Louisianans selling secondhand goods can’t accept U.S. currency anymore.
October 20, 2011 - 7:16 am
Here’s a perfect example of the gun control formula in action. The Louisiana legislature passed a law this year making it illegal for private parties to use U.S. currency when transactions involve used goods.
The rationale? State representative Rickey Hardy (D-44), who co-sponsored the bill, claimed it was “targeted at criminals who steal anything from copper to televisions, and sell them for a quick buck. Having a paper trail will make it easier for law enforcement.”
Point 1: Sell big government under the guise of protecting us from criminals.
Point 2: “Paper trail” means registration. Registration precedes confiscation.
Point 3: Republicans support bigger government when it’s for something they want. Bigger government means less power vested in the People. Period.
“We’re gonna lose a lot of business,” says Danny Guidry, who owns the Pioneer Trading Post in Lafayette.
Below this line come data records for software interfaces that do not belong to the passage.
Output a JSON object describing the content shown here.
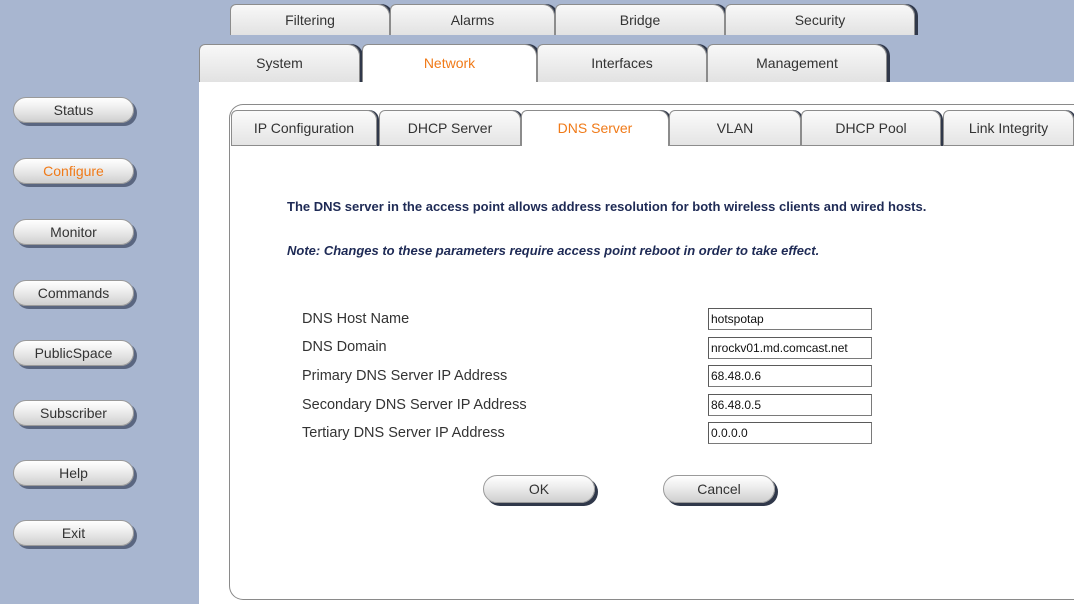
{
  "sidebar": {
    "items": [
      {
        "label": "Status",
        "active": false
      },
      {
        "label": "Configure",
        "active": true
      },
      {
        "label": "Monitor",
        "active": false
      },
      {
        "label": "Commands",
        "active": false
      },
      {
        "label": "PublicSpace",
        "active": false
      },
      {
        "label": "Subscriber",
        "active": false
      },
      {
        "label": "Help",
        "active": false
      },
      {
        "label": "Exit",
        "active": false
      }
    ]
  },
  "top_tabs": {
    "row1": [
      "Filtering",
      "Alarms",
      "Bridge",
      "Security"
    ],
    "row2": [
      "System",
      "Network",
      "Interfaces",
      "Management"
    ],
    "selected": "Network"
  },
  "sub_tabs": {
    "items": [
      "IP Configuration",
      "DHCP Server",
      "DNS Server",
      "VLAN",
      "DHCP Pool",
      "Link Integrity"
    ],
    "selected": "DNS Server"
  },
  "main": {
    "intro": "The DNS server in the access point allows address resolution for both wireless clients and wired hosts.",
    "note": "Note: Changes to these parameters require access point reboot in order to take effect.",
    "fields": [
      {
        "label": "DNS Host Name",
        "value": "hotspotap"
      },
      {
        "label": "DNS Domain",
        "value": "nrockv01.md.comcast.net"
      },
      {
        "label": "Primary DNS Server IP Address",
        "value": "68.48.0.6"
      },
      {
        "label": "Secondary DNS Server IP Address",
        "value": "86.48.0.5"
      },
      {
        "label": "Tertiary DNS Server IP Address",
        "value": "0.0.0.0"
      }
    ],
    "ok_label": "OK",
    "cancel_label": "Cancel"
  },
  "colors": {
    "accent": "#f07a18",
    "sidebar_bg": "#a8b6d0",
    "heading_text": "#1e2a55"
  }
}
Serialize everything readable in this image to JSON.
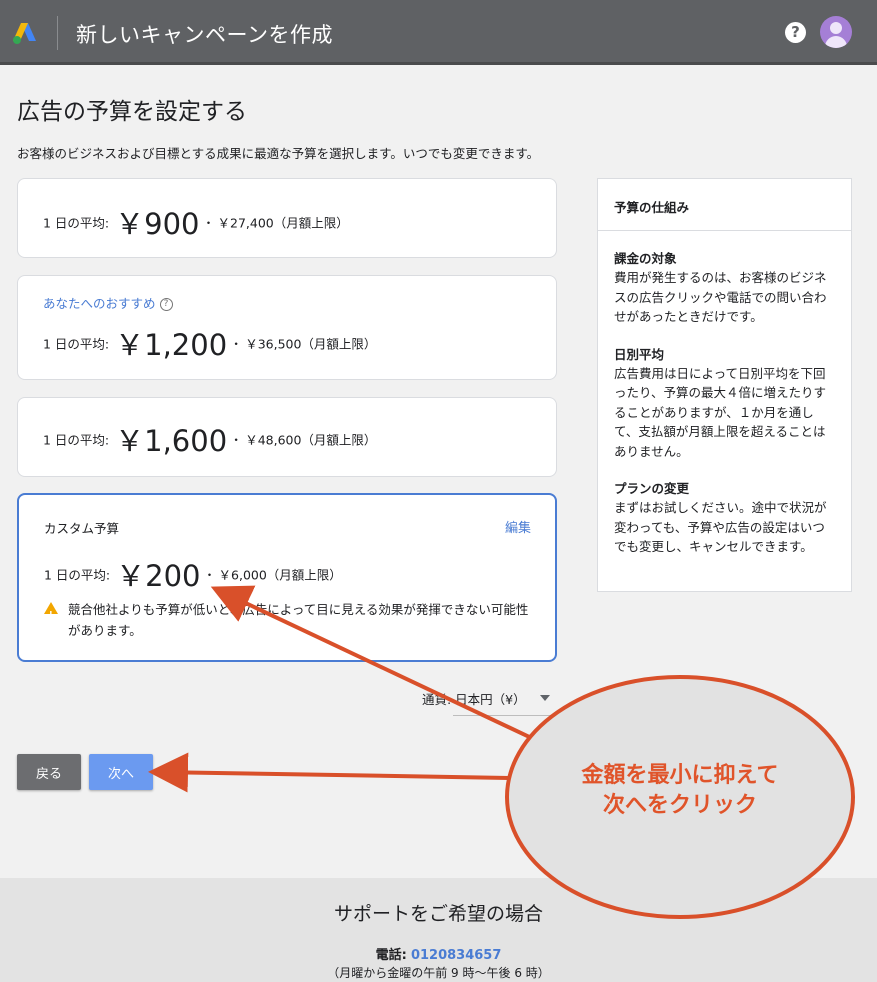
{
  "header": {
    "title": "新しいキャンペーンを作成",
    "help_icon": "?",
    "icons": [
      "google-ads-logo",
      "help-icon",
      "avatar"
    ]
  },
  "page": {
    "title": "広告の予算を設定する",
    "description": "お客様のビジネスおよび目標とする成果に最適な予算を選択します。いつでも変更できます。"
  },
  "budgets": [
    {
      "daily_label": "1 日の平均:",
      "amount": "￥900",
      "separator": "・",
      "monthly": "￥27,400（月額上限）"
    },
    {
      "recommend_label": "あなたへのおすすめ",
      "daily_label": "1 日の平均:",
      "amount": "￥1,200",
      "separator": "・",
      "monthly": "￥36,500（月額上限）"
    },
    {
      "daily_label": "1 日の平均:",
      "amount": "￥1,600",
      "separator": "・",
      "monthly": "￥48,600（月額上限）"
    }
  ],
  "custom": {
    "title": "カスタム予算",
    "edit_label": "編集",
    "daily_label": "1 日の平均:",
    "amount": "￥200",
    "separator": "・",
    "monthly": "￥6,000（月額上限）",
    "warning": "競合他社よりも予算が低いと、広告によって目に見える効果が発揮できない可能性があります。"
  },
  "sidebar": {
    "title": "予算の仕組み",
    "sections": [
      {
        "heading": "課金の対象",
        "body": "費用が発生するのは、お客様のビジネスの広告クリックや電話での問い合わせがあったときだけです。"
      },
      {
        "heading": "日別平均",
        "body": "広告費用は日によって日別平均を下回ったり、予算の最大４倍に増えたりすることがありますが、１か月を通して、支払額が月額上限を超えることはありません。"
      },
      {
        "heading": "プランの変更",
        "body": "まずはお試しください。途中で状況が変わっても、予算や広告の設定はいつでも変更し、キャンセルできます。"
      }
    ]
  },
  "currency": {
    "label": "通貨: 日本円（¥）"
  },
  "buttons": {
    "back": "戻る",
    "next": "次へ"
  },
  "footer": {
    "title": "サポートをご希望の場合",
    "phone_label": "電話:",
    "phone_number": "0120834657",
    "hours": "（月曜から金曜の午前 9 時〜午後 6 時）"
  },
  "annotation": {
    "line1": "金額を最小に抑えて",
    "line2": "次へをクリック",
    "color": "#e0542a"
  },
  "colors": {
    "accent": "#4a7cd3",
    "header_bg": "#5f6164",
    "next_button": "#6b9af0",
    "warning": "#f2a600"
  }
}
He deals in buying and selling unique second hand items.
“We don’t want this cash transaction to be taken away from us. It’s an everyday transaction,” Guidry explains.
Substitute the word “gun” for “cash transaction” and you end up with:
Point 4: The “unintended” (likely intended) consequence is that law-abiding people are punished, while criminals–prone to ignoring laws in the first place–continue doing business.
Point 5: This law creates more legal precedent for prostiticians in Louisiana and other states to justify and pass similar laws that do nothing but disenfranchise the law-abiding.
Point 6: Laws like this create a whole new criminal class with the stroke of a pen, creating a need for additional law enforcement and incarceration resources, producing a self-fulfilling need for more government employees.
Contact your reps today, just to say hello, like.